Korine Powers, ’12, spent her summer becoming intimate with serial killers.

A double major in English and philosophy, Powers became interested in the audience’s reaction to, and relationship with, fictional serial killers after she took classes about vampires and Hitchcock films with professors Nathan Snaza and Abigail Cheever.

She was particularly interested in cases where the serial killer moved from antagonist to protagonist, she says. This shift in the role of the serial killer in the social context was the core of Powers’ research, as well as the male-driven violence and eroticism represented in the serial killer “that may go so far as to blur the boundaries between violence and romance.”

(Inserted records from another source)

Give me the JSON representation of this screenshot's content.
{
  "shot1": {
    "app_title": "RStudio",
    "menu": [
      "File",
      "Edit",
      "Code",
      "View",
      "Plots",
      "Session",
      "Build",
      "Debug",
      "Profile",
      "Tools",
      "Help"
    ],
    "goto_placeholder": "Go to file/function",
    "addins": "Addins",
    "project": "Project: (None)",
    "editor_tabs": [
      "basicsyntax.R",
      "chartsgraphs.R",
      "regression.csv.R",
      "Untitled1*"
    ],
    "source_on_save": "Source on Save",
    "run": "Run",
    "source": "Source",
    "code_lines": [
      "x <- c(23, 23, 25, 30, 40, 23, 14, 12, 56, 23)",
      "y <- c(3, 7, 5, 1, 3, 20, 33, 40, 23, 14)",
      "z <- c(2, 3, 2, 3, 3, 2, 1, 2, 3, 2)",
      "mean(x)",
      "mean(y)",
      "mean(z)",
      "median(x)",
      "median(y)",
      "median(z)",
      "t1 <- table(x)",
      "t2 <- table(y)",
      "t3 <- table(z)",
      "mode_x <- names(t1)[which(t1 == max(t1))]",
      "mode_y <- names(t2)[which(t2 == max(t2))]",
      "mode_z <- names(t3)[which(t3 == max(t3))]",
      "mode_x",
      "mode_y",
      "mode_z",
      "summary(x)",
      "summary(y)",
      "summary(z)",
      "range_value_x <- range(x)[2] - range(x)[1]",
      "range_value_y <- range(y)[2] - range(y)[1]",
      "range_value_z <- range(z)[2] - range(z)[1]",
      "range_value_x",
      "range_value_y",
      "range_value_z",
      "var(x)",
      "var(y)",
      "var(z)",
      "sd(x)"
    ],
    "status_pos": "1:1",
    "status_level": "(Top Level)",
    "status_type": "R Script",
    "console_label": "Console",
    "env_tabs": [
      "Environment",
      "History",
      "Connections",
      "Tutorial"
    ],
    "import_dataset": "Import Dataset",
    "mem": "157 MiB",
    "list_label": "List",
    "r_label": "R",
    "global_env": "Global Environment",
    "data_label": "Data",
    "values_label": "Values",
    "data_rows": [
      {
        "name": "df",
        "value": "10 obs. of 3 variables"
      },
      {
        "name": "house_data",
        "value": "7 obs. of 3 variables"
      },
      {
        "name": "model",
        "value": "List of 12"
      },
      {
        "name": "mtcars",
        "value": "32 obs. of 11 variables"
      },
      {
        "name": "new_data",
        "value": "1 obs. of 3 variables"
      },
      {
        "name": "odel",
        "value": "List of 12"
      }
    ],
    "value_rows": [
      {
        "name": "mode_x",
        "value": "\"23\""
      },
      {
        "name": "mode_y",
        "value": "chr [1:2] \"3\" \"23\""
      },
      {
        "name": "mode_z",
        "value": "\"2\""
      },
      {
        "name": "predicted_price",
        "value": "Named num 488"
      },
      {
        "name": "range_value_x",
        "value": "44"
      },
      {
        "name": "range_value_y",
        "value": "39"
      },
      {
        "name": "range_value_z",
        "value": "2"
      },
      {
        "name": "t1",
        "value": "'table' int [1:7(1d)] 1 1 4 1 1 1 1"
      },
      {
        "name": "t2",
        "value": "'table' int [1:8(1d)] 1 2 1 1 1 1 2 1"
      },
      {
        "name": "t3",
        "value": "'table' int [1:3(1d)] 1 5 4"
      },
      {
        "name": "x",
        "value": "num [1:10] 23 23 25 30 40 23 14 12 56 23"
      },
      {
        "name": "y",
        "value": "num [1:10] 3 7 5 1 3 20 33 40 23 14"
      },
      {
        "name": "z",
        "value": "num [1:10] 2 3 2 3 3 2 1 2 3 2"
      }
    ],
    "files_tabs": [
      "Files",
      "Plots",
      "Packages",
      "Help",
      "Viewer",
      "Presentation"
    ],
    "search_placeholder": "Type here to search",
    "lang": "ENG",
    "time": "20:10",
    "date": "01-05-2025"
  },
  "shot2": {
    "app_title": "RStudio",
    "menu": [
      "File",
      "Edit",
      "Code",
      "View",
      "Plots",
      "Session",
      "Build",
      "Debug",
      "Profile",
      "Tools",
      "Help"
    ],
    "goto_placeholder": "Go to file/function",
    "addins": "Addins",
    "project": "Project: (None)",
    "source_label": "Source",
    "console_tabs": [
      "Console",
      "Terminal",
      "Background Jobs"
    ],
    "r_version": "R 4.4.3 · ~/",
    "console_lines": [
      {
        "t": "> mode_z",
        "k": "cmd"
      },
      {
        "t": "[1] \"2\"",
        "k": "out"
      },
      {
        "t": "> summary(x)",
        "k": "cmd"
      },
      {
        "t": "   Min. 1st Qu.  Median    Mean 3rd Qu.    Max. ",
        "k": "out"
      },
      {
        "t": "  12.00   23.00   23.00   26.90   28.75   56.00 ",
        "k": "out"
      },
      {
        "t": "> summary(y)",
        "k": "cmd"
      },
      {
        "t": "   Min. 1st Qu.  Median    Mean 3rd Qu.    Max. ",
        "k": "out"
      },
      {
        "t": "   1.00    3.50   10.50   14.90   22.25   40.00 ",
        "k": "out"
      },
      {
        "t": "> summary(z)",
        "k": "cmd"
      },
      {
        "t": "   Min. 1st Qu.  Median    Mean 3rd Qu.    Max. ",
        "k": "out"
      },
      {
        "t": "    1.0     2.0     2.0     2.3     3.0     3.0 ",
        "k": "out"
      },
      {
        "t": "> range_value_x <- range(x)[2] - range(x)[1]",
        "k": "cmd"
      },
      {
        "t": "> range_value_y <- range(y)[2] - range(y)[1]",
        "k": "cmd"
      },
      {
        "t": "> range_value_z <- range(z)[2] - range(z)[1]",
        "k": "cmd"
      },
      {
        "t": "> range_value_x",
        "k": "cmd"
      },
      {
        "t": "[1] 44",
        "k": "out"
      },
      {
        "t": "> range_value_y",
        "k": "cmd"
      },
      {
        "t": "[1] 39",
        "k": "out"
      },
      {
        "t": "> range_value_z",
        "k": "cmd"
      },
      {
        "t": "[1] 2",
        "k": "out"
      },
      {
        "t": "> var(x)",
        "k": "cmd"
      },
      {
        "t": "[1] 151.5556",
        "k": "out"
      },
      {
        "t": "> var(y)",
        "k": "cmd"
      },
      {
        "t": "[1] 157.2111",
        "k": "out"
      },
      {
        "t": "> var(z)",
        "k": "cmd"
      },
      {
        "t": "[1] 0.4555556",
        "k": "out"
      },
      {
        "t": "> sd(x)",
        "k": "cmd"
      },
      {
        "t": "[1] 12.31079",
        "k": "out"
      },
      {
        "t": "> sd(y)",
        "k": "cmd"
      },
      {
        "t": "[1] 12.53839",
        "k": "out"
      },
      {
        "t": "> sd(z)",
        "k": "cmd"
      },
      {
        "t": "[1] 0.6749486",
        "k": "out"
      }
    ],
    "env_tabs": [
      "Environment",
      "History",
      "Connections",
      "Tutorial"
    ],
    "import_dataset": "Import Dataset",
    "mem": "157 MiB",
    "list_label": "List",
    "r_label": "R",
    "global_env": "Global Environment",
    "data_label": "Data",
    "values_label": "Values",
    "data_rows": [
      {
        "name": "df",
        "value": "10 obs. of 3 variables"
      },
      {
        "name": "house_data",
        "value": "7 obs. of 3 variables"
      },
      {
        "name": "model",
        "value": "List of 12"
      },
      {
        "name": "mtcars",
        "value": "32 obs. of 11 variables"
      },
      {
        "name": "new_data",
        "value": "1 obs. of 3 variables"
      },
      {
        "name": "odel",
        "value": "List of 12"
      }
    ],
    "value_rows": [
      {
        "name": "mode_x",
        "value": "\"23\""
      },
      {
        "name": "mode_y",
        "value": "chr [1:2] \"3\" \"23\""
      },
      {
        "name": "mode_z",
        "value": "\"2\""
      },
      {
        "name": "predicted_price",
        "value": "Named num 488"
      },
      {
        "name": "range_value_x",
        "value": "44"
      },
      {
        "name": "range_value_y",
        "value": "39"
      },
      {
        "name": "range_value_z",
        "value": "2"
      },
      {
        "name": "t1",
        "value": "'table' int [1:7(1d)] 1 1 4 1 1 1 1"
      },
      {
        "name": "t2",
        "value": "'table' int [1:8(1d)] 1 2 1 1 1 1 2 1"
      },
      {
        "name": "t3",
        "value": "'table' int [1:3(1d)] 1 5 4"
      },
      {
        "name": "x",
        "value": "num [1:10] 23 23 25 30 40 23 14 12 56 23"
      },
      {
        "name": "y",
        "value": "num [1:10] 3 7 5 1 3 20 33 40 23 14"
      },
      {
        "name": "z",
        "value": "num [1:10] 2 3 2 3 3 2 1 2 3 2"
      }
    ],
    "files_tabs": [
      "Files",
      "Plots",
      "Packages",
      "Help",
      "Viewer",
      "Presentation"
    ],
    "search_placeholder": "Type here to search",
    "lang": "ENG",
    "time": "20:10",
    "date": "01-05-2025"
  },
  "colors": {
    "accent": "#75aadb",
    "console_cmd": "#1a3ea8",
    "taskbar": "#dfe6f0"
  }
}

“Serial killers have been featured in several novels and films, but their motives, characters, and roles have changed,” she says. “The eroticism of the serial killer changes with this re-identification and, in the process, the violent-lust model is complicated with emotions like love.”

Powers researched the serial killer and reader/viewer relationship in works of film and fiction. Regardless of whether the audience can connect with the serial killer, Powers says that there is no doubt that the character has a particular powerful hold on the viewer’s attentions and imagination.

“In my vampires class, I was fascinated to see this enormous trajectory where we moved from a villainous character like Dracula, who is clearly an antagonist, to Edward Cullen who is this love interest,” she says. “It is the same with the serial killer. Recent popular fictions like the Dexter series or American Psycho, present the character in a sympathetic light that changes the audience’s perspective of the serial killer.”

As Powers puts it, a subtle yet effective trick played in cinematography is turning the focus on the serial killer — either through a detective or point of view. Shedding light on circumstances such as childhood trauma allows the audience to develop compassion for him.

“The moment you make a killer into a victim — and especially if you spend a lot of time knowing the character — it seems to always direct a kind of sympathy,” she says. “The audience might think that the tragic back story is enough in some way to forgive the serial killer and they try negotiating with themselves.”

Powers says that her own love of reading allowed her to realize that books and films influence the way she perceives people.

“I wanted to be more aware of what people think, how people think, and how to frame my own thoughts in a way that made them clear to other people,” she says. “Being a better thinker and a better writer seemed like the kind of skills that would benefit me no matter what I ended up doing after I graduate.”